[Records shown — start]

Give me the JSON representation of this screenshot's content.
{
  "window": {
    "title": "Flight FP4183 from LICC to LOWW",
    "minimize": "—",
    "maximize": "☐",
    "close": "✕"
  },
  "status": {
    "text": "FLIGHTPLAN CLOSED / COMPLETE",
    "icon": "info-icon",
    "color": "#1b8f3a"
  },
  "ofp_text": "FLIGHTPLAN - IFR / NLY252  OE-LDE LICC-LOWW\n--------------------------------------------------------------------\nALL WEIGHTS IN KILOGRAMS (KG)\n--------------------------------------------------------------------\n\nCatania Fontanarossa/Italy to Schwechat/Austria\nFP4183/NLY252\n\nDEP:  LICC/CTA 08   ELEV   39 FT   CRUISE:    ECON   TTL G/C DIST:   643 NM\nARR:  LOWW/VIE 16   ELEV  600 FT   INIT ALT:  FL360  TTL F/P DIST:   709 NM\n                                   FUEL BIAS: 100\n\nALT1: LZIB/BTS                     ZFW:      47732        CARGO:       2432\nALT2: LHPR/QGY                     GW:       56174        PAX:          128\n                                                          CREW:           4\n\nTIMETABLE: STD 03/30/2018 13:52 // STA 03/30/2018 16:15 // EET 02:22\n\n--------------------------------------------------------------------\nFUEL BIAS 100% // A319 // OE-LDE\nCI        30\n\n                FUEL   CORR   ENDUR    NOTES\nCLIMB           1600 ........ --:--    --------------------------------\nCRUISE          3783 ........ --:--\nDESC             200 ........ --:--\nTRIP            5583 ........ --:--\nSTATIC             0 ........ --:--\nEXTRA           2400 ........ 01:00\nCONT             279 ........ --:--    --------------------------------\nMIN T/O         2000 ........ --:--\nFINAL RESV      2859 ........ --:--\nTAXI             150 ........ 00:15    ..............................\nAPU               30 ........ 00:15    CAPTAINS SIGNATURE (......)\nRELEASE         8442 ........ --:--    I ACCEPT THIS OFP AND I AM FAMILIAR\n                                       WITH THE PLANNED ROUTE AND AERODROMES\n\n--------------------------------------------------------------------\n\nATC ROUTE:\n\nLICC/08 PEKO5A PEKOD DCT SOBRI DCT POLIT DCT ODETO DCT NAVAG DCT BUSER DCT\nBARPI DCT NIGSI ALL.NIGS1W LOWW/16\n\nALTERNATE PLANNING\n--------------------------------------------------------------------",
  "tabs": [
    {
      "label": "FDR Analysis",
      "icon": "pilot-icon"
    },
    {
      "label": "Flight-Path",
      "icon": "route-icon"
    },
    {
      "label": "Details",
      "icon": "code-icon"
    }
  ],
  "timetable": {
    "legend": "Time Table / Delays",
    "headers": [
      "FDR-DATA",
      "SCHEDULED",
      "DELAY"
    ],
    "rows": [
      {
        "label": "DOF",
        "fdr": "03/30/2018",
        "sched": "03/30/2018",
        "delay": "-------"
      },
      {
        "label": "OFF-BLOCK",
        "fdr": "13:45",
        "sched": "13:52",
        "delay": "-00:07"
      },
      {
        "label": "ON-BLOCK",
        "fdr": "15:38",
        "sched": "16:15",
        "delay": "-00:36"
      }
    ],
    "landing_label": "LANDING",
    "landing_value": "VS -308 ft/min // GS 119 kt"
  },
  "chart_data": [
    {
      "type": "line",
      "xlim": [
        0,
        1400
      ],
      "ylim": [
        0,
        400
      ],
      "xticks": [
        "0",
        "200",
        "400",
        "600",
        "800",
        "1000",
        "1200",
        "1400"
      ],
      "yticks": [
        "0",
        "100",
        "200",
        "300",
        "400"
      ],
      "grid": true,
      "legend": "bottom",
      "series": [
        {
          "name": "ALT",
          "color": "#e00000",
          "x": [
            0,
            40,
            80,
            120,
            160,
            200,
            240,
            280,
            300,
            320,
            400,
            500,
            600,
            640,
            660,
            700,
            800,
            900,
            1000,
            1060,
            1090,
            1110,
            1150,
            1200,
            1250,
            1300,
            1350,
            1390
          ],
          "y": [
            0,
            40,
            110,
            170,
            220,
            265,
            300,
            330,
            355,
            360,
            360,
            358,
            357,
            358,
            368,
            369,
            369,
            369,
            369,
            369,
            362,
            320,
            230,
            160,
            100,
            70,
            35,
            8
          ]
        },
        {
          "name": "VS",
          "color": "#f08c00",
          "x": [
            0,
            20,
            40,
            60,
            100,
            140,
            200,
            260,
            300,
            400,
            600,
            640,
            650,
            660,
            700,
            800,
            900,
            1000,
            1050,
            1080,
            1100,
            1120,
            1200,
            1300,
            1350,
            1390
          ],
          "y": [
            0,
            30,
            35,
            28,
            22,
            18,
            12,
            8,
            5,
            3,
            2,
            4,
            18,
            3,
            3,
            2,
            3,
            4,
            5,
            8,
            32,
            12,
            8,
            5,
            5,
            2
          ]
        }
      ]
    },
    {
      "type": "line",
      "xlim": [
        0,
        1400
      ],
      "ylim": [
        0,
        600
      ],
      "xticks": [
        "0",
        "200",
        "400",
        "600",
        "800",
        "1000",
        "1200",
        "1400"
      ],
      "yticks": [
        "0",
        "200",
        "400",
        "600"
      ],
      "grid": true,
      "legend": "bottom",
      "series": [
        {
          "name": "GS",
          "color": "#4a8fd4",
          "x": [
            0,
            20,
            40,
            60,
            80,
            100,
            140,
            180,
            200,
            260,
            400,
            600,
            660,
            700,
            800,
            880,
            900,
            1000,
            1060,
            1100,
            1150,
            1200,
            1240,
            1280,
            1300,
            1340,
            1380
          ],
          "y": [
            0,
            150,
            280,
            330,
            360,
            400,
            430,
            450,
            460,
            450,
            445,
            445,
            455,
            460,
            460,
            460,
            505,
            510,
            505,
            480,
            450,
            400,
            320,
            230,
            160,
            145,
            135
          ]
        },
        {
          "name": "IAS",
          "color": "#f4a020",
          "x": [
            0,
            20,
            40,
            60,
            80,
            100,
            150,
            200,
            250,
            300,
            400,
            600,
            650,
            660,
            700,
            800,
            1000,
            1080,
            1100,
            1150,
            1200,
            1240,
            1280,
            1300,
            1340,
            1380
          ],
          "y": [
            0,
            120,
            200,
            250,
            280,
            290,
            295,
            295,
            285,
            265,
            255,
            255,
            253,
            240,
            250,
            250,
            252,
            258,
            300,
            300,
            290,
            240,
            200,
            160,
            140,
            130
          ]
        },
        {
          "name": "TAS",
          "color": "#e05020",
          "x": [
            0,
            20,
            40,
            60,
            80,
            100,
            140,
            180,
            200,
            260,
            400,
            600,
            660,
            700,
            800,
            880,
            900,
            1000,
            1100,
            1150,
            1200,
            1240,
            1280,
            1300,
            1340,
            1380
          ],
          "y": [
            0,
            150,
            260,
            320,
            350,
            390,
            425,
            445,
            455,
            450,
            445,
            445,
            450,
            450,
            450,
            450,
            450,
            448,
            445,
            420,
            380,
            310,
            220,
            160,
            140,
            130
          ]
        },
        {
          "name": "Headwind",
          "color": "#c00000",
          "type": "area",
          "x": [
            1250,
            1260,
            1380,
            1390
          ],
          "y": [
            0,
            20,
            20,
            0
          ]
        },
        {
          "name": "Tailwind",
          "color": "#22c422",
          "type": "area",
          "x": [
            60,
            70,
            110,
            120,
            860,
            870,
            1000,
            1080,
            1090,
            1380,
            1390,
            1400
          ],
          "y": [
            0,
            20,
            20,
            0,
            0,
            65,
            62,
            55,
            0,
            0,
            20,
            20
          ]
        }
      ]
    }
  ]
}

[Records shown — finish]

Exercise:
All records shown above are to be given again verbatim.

Finished task:
Give me the JSON representation of this screenshot's content.
{
  "window": {
    "title": "Flight FP4183 from LICC to LOWW",
    "minimize": "—",
    "maximize": "☐",
    "close": "✕"
  },
  "status": {
    "text": "FLIGHTPLAN CLOSED / COMPLETE",
    "icon": "info-icon",
    "color": "#1b8f3a"
  },
  "ofp_text": "FLIGHTPLAN - IFR / NLY252  OE-LDE LICC-LOWW\n--------------------------------------------------------------------\nALL WEIGHTS IN KILOGRAMS (KG)\n--------------------------------------------------------------------\n\nCatania Fontanarossa/Italy to Schwechat/Austria\nFP4183/NLY252\n\nDEP:  LICC/CTA 08   ELEV   39 FT   CRUISE:    ECON   TTL G/C DIST:   643 NM\nARR:  LOWW/VIE 16   ELEV  600 FT   INIT ALT:  FL360  TTL F/P DIST:   709 NM\n                                   FUEL BIAS: 100\n\nALT1: LZIB/BTS                     ZFW:      47732        CARGO:       2432\nALT2: LHPR/QGY                     GW:       56174        PAX:          128\n                                                          CREW:           4\n\nTIMETABLE: STD 03/30/2018 13:52 // STA 03/30/2018 16:15 // EET 02:22\n\n--------------------------------------------------------------------\nFUEL BIAS 100% // A319 // OE-LDE\nCI        30\n\n                FUEL   CORR   ENDUR    NOTES\nCLIMB           1600 ........ --:--    --------------------------------\nCRUISE          3783 ........ --:--\nDESC             200 ........ --:--\nTRIP            5583 ........ --:--\nSTATIC             0 ........ --:--\nEXTRA           2400 ........ 01:00\nCONT             279 ........ --:--    --------------------------------\nMIN T/O         2000 ........ --:--\nFINAL RESV      2859 ........ --:--\nTAXI             150 ........ 00:15    ..............................\nAPU               30 ........ 00:15    CAPTAINS SIGNATURE (......)\nRELEASE         8442 ........ --:--    I ACCEPT THIS OFP AND I AM FAMILIAR\n                                       WITH THE PLANNED ROUTE AND AERODROMES\n\n--------------------------------------------------------------------\n\nATC ROUTE:\n\nLICC/08 PEKO5A PEKOD DCT SOBRI DCT POLIT DCT ODETO DCT NAVAG DCT BUSER DCT\nBARPI DCT NIGSI ALL.NIGS1W LOWW/16\n\nALTERNATE PLANNING\n--------------------------------------------------------------------",
  "tabs": [
    {
      "label": "FDR Analysis",
      "icon": "pilot-icon"
    },
    {
      "label": "Flight-Path",
      "icon": "route-icon"
    },
    {
      "label": "Details",
      "icon": "code-icon"
    }
  ],
  "timetable": {
    "legend": "Time Table / Delays",
    "headers": [
      "FDR-DATA",
      "SCHEDULED",
      "DELAY"
    ],
    "rows": [
      {
        "label": "DOF",
        "fdr": "03/30/2018",
        "sched": "03/30/2018",
        "delay": "-------"
      },
      {
        "label": "OFF-BLOCK",
        "fdr": "13:45",
        "sched": "13:52",
        "delay": "-00:07"
      },
      {
        "label": "ON-BLOCK",
        "fdr": "15:38",
        "sched": "16:15",
        "delay": "-00:36"
      }
    ],
    "landing_label": "LANDING",
    "landing_value": "VS -308 ft/min // GS 119 kt"
  },
  "chart_data": [
    {
      "type": "line",
      "xlim": [
        0,
        1400
      ],
      "ylim": [
        0,
        400
      ],
      "xticks": [
        "0",
        "200",
        "400",
        "600",
        "800",
        "1000",
        "1200",
        "1400"
      ],
      "yticks": [
        "0",
        "100",
        "200",
        "300",
        "400"
      ],
      "grid": true,
      "legend": "bottom",
      "series": [
        {
          "name": "ALT",
          "color": "#e00000",
          "x": [
            0,
            40,
            80,
            120,
            160,
            200,
            240,
            280,
            300,
            320,
            400,
            500,
            600,
            640,
            660,
            700,
            800,
            900,
            1000,
            1060,
            1090,
            1110,
            1150,
            1200,
            1250,
            1300,
            1350,
            1390
          ],
          "y": [
            0,
            40,
            110,
            170,
            220,
            265,
            300,
            330,
            355,
            360,
            360,
            358,
            357,
            358,
            368,
            369,
            369,
            369,
            369,
            369,
            362,
            320,
            230,
            160,
            100,
            70,
            35,
            8
          ]
        },
        {
          "name": "VS",
          "color": "#f08c00",
          "x": [
            0,
            20,
            40,
            60,
            100,
            140,
            200,
            260,
            300,
            400,
            600,
            640,
            650,
            660,
            700,
            800,
            900,
            1000,
            1050,
            1080,
            1100,
            1120,
            1200,
            1300,
            1350,
            1390
          ],
          "y": [
            0,
            30,
            35,
            28,
            22,
            18,
            12,
            8,
            5,
            3,
            2,
            4,
            18,
            3,
            3,
            2,
            3,
            4,
            5,
            8,
            32,
            12,
            8,
            5,
            5,
            2
          ]
        }
      ]
    },
    {
      "type": "line",
      "xlim": [
        0,
        1400
      ],
      "ylim": [
        0,
        600
      ],
      "xticks": [
        "0",
        "200",
        "400",
        "600",
        "800",
        "1000",
        "1200",
        "1400"
      ],
      "yticks": [
        "0",
        "200",
        "400",
        "600"
      ],
      "grid": true,
      "legend": "bottom",
      "series": [
        {
          "name": "GS",
          "color": "#4a8fd4",
          "x": [
            0,
            20,
            40,
            60,
            80,
            100,
            140,
            180,
            200,
            260,
            400,
            600,
            660,
            700,
            800,
            880,
            900,
            1000,
            1060,
            1100,
            1150,
            1200,
            1240,
            1280,
            1300,
            1340,
            1380
          ],
          "y": [
            0,
            150,
            280,
            330,
            360,
            400,
            430,
            450,
            460,
            450,
            445,
            445,
            455,
            460,
            460,
            460,
            505,
            510,
            505,
            480,
            450,
            400,
            320,
            230,
            160,
            145,
            135
          ]
        },
        {
          "name": "IAS",
          "color": "#f4a020",
          "x": [
            0,
            20,
            40,
            60,
            80,
            100,
            150,
            200,
            250,
            300,
            400,
            600,
            650,
            660,
            700,
            800,
            1000,
            1080,
            1100,
            1150,
            1200,
            1240,
            1280,
            1300,
            1340,
            1380
          ],
          "y": [
            0,
            120,
            200,
            250,
            280,
            290,
            295,
            295,
            285,
            265,
            255,
            255,
            253,
            240,
            250,
            250,
            252,
            258,
            300,
            300,
            290,
            240,
            200,
            160,
            140,
            130
          ]
        },
        {
          "name": "TAS",
          "color": "#e05020",
          "x": [
            0,
            20,
            40,
            60,
            80,
            100,
            140,
            180,
            200,
            260,
            400,
            600,
            660,
            700,
            800,
            880,
            900,
            1000,
            1100,
            1150,
            1200,
            1240,
            1280,
            1300,
            1340,
            1380
          ],
          "y": [
            0,
            150,
            260,
            320,
            350,
            390,
            425,
            445,
            455,
            450,
            445,
            445,
            450,
            450,
            450,
            450,
            450,
            448,
            445,
            420,
            380,
            310,
            220,
            160,
            140,
            130
          ]
        },
        {
          "name": "Headwind",
          "color": "#c00000",
          "type": "area",
          "x": [
            1250,
            1260,
            1380,
            1390
          ],
          "y": [
            0,
            20,
            20,
            0
          ]
        },
        {
          "name": "Tailwind",
          "color": "#22c422",
          "type": "area",
          "x": [
            60,
            70,
            110,
            120,
            860,
            870,
            1000,
            1080,
            1090,
            1380,
            1390,
            1400
          ],
          "y": [
            0,
            20,
            20,
            0,
            0,
            65,
            62,
            55,
            0,
            0,
            20,
            20
          ]
        }
      ]
    }
  ]
}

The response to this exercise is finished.